### Prompt
Every line holding the string "battles" should be copied from the listing.

### Listed entries
==*==

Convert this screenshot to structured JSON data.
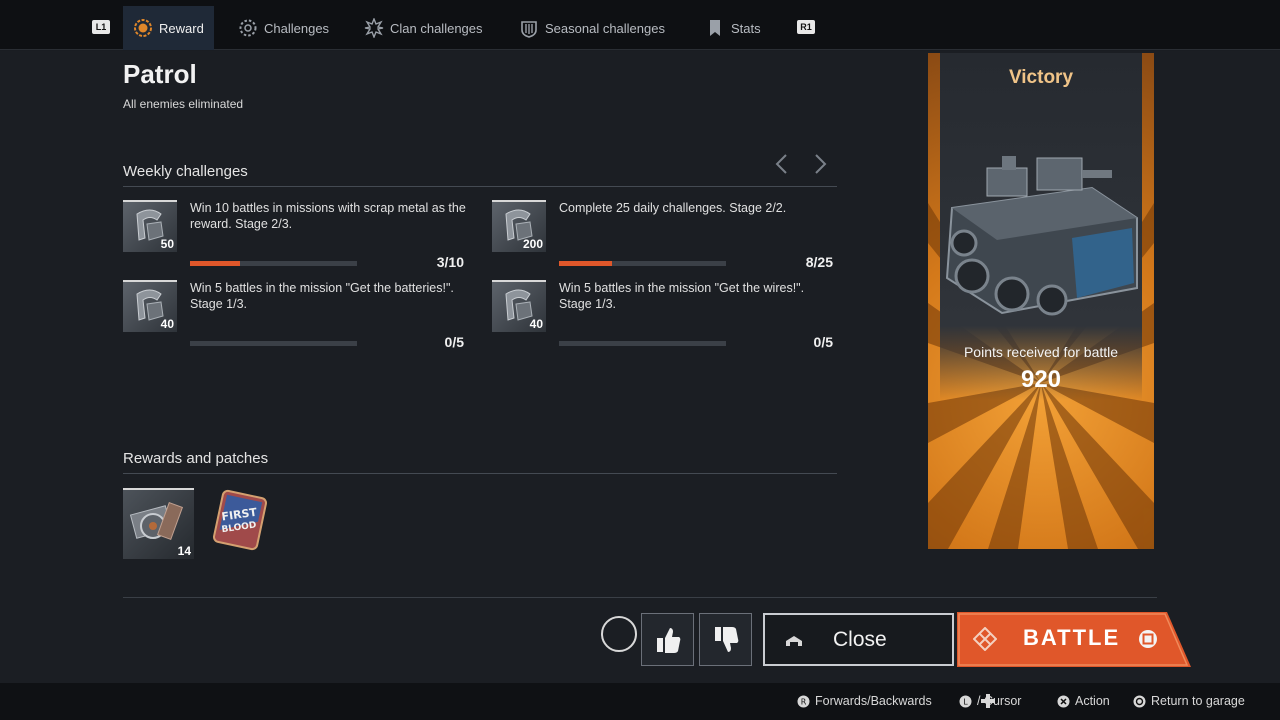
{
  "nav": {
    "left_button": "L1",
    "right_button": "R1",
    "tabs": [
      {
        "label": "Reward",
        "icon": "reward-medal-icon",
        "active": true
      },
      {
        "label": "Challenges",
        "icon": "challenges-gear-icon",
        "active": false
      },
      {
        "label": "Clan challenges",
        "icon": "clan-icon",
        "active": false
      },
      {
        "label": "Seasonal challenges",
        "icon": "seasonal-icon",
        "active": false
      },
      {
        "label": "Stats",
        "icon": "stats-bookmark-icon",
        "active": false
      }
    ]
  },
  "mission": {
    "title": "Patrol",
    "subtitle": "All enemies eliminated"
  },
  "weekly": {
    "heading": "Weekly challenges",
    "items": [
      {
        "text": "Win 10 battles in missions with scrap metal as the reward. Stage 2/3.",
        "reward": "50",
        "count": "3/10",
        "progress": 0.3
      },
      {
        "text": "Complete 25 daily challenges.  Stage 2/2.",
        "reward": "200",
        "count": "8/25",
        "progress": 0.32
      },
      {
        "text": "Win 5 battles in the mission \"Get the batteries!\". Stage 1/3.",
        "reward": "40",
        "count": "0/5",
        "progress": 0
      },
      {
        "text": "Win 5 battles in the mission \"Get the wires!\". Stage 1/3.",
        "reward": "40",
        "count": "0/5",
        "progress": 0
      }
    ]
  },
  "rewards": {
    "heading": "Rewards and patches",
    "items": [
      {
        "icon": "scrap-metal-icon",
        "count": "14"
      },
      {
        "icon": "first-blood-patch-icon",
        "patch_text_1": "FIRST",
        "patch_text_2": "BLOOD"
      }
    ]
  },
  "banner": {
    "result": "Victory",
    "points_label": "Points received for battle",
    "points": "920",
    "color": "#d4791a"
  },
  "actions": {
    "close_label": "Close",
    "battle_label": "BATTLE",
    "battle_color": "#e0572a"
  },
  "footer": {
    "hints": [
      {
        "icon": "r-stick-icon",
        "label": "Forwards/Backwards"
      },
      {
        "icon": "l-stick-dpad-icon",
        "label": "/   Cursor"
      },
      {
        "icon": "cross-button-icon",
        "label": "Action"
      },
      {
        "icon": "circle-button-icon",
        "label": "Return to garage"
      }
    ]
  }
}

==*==

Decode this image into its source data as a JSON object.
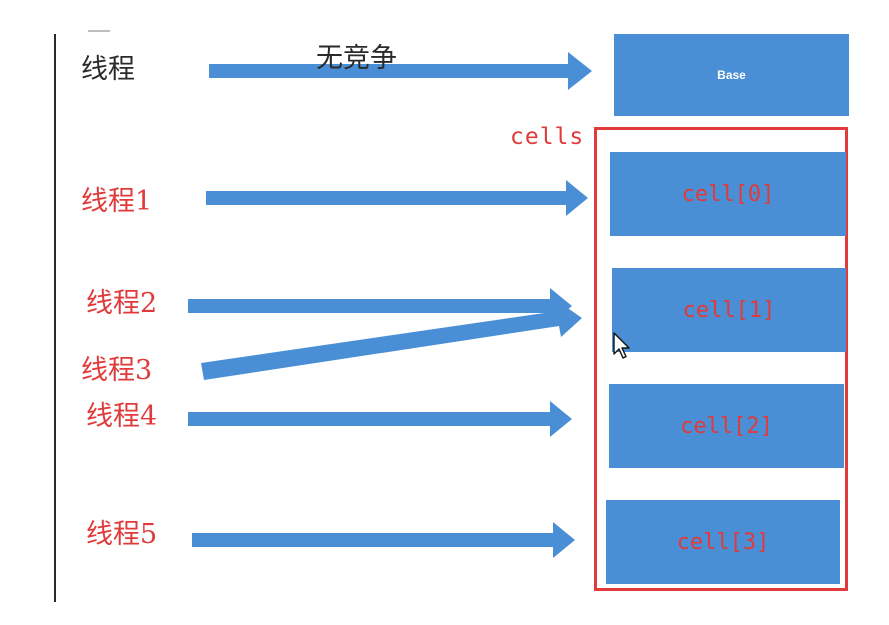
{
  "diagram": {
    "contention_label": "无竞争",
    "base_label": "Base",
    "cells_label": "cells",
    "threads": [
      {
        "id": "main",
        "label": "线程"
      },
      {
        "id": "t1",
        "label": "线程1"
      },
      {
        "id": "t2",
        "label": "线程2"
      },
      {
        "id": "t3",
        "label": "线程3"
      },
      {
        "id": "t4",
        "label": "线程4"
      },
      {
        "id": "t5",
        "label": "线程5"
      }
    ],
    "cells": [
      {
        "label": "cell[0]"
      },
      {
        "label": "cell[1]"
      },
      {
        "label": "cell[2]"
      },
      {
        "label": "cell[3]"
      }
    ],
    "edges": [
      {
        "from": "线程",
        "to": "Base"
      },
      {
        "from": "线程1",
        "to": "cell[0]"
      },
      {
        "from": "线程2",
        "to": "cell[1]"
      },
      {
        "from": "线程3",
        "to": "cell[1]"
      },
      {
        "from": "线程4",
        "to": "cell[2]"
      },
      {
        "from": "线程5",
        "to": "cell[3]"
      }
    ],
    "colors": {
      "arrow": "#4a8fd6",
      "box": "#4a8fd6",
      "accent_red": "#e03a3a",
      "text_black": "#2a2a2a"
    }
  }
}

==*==

### Output for this exercise
        "text": "Win 10 battles in missions with scrap metal as the reward. Stage 2/3.",
        "text": "Win 5 battles in the mission \"Get the batteries!\". Stage 1/3.",
        "text": "Win 5 battles in the mission \"Get the wires!\". Stage 1/3.",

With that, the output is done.